Video Olympics Construction Scars Sacred Korean Mountain

Environmentalists in South Korea are protesting a Winter Olympics construction project to build a ski slope through a 500-year-old protected forest. Brian Padden reports that although there is strong national support for hosting the 2018 Pyeongchang Winter Olympics, there are growing public concerns over the costs and possible ecological damage at the revered mountain.
Video

Video Xenophobia Victims in South Africa Flee Violence, Then Return

Many Malawians fled South Africa early this year after xenophobic attacks on African immigrants. But many quickly found life was no better at home and have returned to South Africa – often illegally and without jobs, and facing the tough task of having to start over. Lameck Masina and Anita Powell file from Johannesburg.
Video

Video Family of American Marine Calls for Release From Iranian Prison

As the crowd of journalists covering the Iran talks swells, so too do the opportunities for media coverage.  Hoping to catch the attention of high-level diplomats, the family of American-Iranian marine Amir Hekmati is in Vienna, pleading for his release from an Iranian prison after nearly 4 years.  VOA’s Heather Murdock reports from Vienna.
Video

Video UK Holds Terror Drill as MPs Mull Tunisia Response

After pledging a tough response to last Friday’s terror attack in Tunisia, which came just days before the 10th anniversary of the bomb attacks on London’s transport network, British security services are shifting their focus to overseas counter-terror operations. VOA's Henry Ridgwell has more.
Video

Video Obama on Cuba: This is What Change Looks Like

President Barack Obama says the United States will soon reopen its embassy in Cuba for the first time since 1961, ending a half-century of isolation. VOA White House correspondent Luis Ramirez reports.
Video

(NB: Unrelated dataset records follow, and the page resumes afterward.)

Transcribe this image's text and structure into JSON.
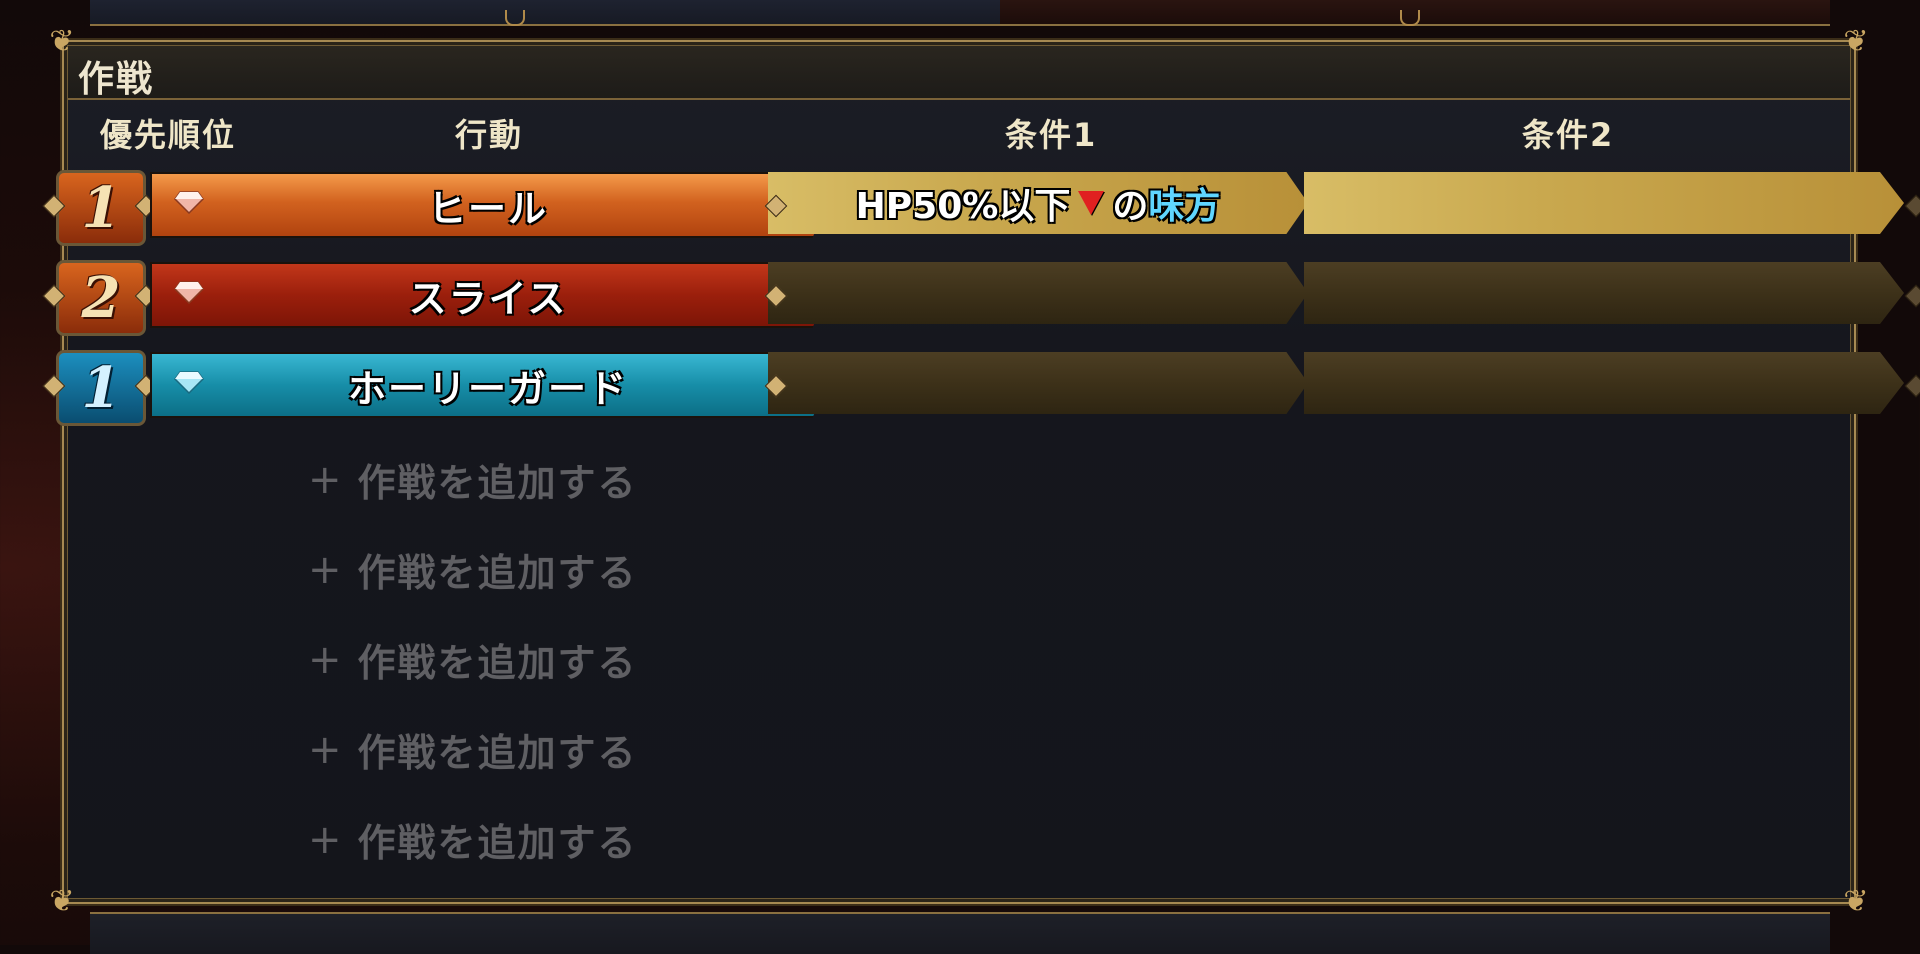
{
  "panel": {
    "title": "作戦"
  },
  "headers": {
    "priority": "優先順位",
    "action": "行動",
    "condition1": "条件1",
    "condition2": "条件2"
  },
  "rows": [
    {
      "priority": "1",
      "priority_color": "#d2621f",
      "gem_color": "#f0b6a8",
      "action": "ヒール",
      "action_color": "#d2621f",
      "condition1": {
        "text": "HP50%以下",
        "operator_icon": "down-triangle-icon",
        "particle": "の",
        "target": "味方"
      },
      "condition2": ""
    },
    {
      "priority": "2",
      "priority_color": "#d2621f",
      "gem_color": "#f0b6a8",
      "action": "スライス",
      "action_color": "#9b1f0c",
      "condition1": "",
      "condition2": ""
    },
    {
      "priority": "1",
      "priority_color": "#178ea8",
      "gem_color": "#a8e6f5",
      "action": "ホーリーガード",
      "action_color": "#178ea8",
      "condition1": "",
      "condition2": ""
    }
  ],
  "add_slots": [
    "作戦を追加する",
    "作戦を追加する",
    "作戦を追加する",
    "作戦を追加する",
    "作戦を追加する"
  ],
  "add_icon": "plus-icon",
  "colors": {
    "frame_gold": "#a78a52",
    "condition_active": "#c9a84e",
    "ally_text": "#5fd6ff",
    "triangle": "#e02020"
  }
}
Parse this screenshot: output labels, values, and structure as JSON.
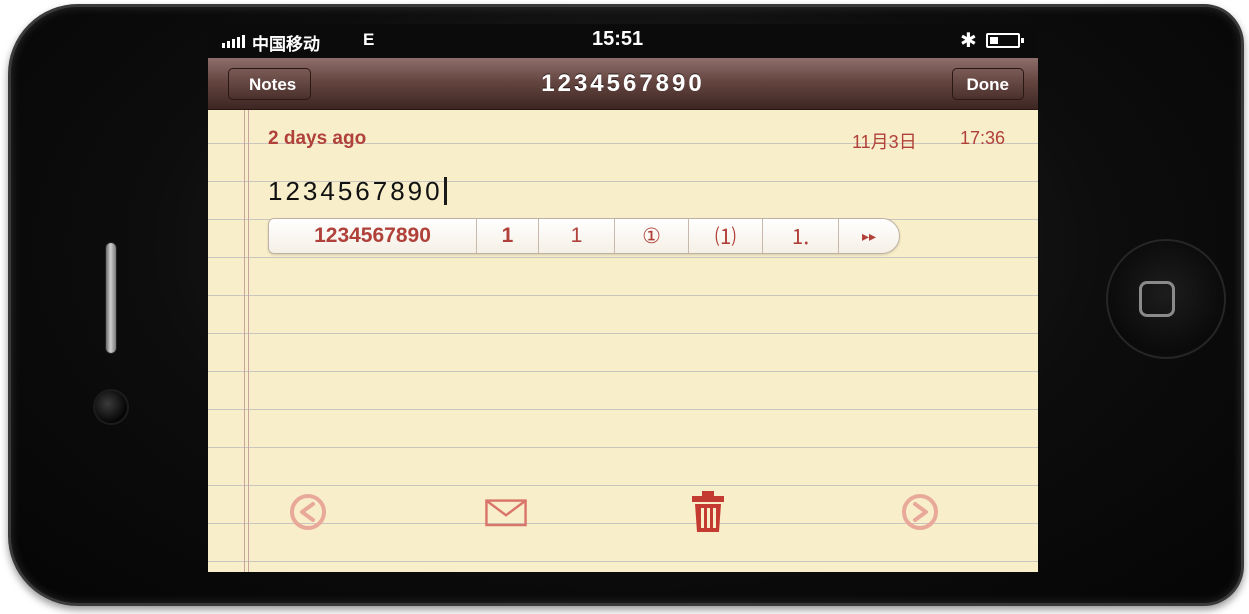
{
  "status_bar": {
    "carrier": "中国移动",
    "network": "E",
    "time": "15:51",
    "bluetooth_icon": "bluetooth-icon",
    "battery_level": 0.3
  },
  "nav": {
    "back_label": "Notes",
    "title": "1234567890",
    "done_label": "Done"
  },
  "note": {
    "relative_date": "2 days ago",
    "date": "11月3日",
    "time": "17:36",
    "text": "1234567890"
  },
  "detector": {
    "options": [
      "1234567890",
      "1",
      "1",
      "①",
      "⑴",
      "⒈"
    ],
    "more_icon": "more-arrow-icon"
  },
  "toolbar": {
    "icons": [
      "previous-arrow-icon",
      "mail-icon",
      "trash-icon",
      "next-arrow-icon"
    ]
  },
  "colors": {
    "accent": "#b0403a",
    "paper": "#f8eec9",
    "nav": "#654641"
  }
}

Video Hate Groups Spread Influence Via Internet

Hate groups of various kinds are using the Internet for propaganda and recruitment, and a Jewish human rights organization that monitors these groups, the Simon Wiesenthal Center, says their influence is growing. The messages are different, but the calls to hatred or violence are similar. VOA's Mike O’Sullivan reports.
Video

Video Blind Somali Journalist Defies Odds in Mogadishu

Despite improving security in the last few years, Somalia remains one of the most dangerous countries to be a journalist – even more so for someone who cannot see. Abdulaziz Billow has the story of journalist Abdifatah Hassan Kalgacal, who has been reporting from the Somali capital for the last decade despite being blind.
Video

Video Rabbi Hits Road to Heal Jewish-Muslim Relations in France

France is on high alert after last week's terrorist attack near the city Lyon, just six months after deadly Paris shootings. The attack have added new tensions to relations between French Jews and Muslims. France’s Jewish and Muslim communities also share a common heritage, though, and as far as one French rabbi is concerned, they are destined to be friends. From the Paris suburb of La Courneuve, Lisa Bryant reports about Rabbi Michel Serfaty and his friendship bus.

VOA Blogs